In South Africa, the threat is beginning to be taken seriously by the government as well. However, even though the South African Police Service has introduced an electronic crime unit, it acknowledges that there is a lack of awareness and education about the risks associated with cybercrime in general, as well as the importance of reporting suspicious cybercrime activities.
The South African Cyber Threat Barometer points out a number of collaborative initiatives that need to be considered in the South African context. To start, government, with the support of a team of private sector collaborators, needs to implement relevant cybercrime and identity theft legislation to officiate the rules on what is actually punishable. The next step is to pool all the available resources, both public and private sector, and form a united front of cybercrime warriors with clear roles and methods for collaboratively fighting the problem.
Of course, every superhero unit needs financial backing, and though some efforts have been made in the past, government still needs to place cybercrime nearer the top of its priority list. Perhaps with some encouragement from the private sector, the government will pull out ‘the big guns’ and increase their focus on improving the policies and units we already have in place as well as develop new bodies to address the issue.
While this happens, Mimecast will continue to play its part in protecting customers from the threats they face and educating the wider market about the risks and steps we can all make to mitigate them, and by doing so, better protect ourselves, and our wider economy and society.

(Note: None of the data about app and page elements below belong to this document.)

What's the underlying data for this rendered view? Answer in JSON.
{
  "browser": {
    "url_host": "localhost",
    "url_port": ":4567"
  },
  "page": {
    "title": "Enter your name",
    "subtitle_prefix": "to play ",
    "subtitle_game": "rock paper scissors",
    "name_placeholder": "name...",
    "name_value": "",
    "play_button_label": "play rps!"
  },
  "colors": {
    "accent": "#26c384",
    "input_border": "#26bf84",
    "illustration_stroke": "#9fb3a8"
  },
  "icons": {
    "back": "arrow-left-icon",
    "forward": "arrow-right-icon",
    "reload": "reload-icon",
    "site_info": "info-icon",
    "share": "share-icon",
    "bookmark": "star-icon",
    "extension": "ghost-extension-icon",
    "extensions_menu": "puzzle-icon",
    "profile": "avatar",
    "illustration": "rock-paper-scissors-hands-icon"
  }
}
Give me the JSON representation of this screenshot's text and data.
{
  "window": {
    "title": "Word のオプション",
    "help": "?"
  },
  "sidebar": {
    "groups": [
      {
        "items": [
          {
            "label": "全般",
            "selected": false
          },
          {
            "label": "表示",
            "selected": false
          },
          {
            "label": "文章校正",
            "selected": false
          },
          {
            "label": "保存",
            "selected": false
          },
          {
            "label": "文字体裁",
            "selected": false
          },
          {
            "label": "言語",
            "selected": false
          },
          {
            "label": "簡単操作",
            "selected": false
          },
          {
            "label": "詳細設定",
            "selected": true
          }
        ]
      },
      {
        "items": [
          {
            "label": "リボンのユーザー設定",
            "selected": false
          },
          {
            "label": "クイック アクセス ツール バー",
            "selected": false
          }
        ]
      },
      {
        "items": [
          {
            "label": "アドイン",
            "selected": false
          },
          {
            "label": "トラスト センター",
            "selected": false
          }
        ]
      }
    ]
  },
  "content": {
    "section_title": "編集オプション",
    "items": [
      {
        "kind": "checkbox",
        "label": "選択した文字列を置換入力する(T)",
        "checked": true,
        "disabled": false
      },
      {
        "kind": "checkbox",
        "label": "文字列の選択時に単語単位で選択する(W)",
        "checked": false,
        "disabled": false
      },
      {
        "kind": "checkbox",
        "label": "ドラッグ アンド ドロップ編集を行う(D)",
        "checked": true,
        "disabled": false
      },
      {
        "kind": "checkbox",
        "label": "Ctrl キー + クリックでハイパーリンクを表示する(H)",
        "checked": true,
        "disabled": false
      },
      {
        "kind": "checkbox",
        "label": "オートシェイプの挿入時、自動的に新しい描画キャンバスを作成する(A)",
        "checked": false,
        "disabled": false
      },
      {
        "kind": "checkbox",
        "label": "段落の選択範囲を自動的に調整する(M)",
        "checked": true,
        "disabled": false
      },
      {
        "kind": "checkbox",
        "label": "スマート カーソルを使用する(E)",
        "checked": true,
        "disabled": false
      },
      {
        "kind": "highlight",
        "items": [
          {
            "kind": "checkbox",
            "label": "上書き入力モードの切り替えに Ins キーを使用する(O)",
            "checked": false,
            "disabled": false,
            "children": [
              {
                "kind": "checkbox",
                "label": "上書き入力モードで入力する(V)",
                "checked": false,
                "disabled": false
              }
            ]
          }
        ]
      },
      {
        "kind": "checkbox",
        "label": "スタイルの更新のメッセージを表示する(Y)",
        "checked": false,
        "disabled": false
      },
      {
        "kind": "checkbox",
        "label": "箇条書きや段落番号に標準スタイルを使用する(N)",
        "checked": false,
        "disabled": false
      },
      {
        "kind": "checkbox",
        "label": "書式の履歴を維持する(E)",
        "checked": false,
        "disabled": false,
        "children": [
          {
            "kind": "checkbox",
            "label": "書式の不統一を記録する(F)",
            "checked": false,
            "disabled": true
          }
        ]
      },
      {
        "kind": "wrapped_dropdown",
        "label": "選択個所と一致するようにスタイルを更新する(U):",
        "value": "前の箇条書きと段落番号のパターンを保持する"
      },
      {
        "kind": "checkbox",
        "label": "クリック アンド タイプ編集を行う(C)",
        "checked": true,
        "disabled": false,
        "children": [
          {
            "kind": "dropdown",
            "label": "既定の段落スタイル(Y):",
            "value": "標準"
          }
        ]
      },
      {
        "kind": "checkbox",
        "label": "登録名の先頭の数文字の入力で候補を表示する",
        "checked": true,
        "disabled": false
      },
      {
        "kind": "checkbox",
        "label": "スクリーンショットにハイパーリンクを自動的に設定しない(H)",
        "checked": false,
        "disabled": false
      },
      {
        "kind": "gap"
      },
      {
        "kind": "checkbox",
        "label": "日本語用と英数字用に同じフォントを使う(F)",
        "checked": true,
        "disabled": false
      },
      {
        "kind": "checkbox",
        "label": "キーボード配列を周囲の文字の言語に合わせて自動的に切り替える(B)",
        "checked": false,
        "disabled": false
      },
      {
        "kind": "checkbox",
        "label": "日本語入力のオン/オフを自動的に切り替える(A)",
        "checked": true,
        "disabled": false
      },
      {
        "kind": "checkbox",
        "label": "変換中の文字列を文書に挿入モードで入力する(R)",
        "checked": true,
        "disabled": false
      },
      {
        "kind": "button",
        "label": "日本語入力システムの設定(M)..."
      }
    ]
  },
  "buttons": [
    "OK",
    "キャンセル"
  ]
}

For more information on Mimecast’s email security, please click here and download our solution brief.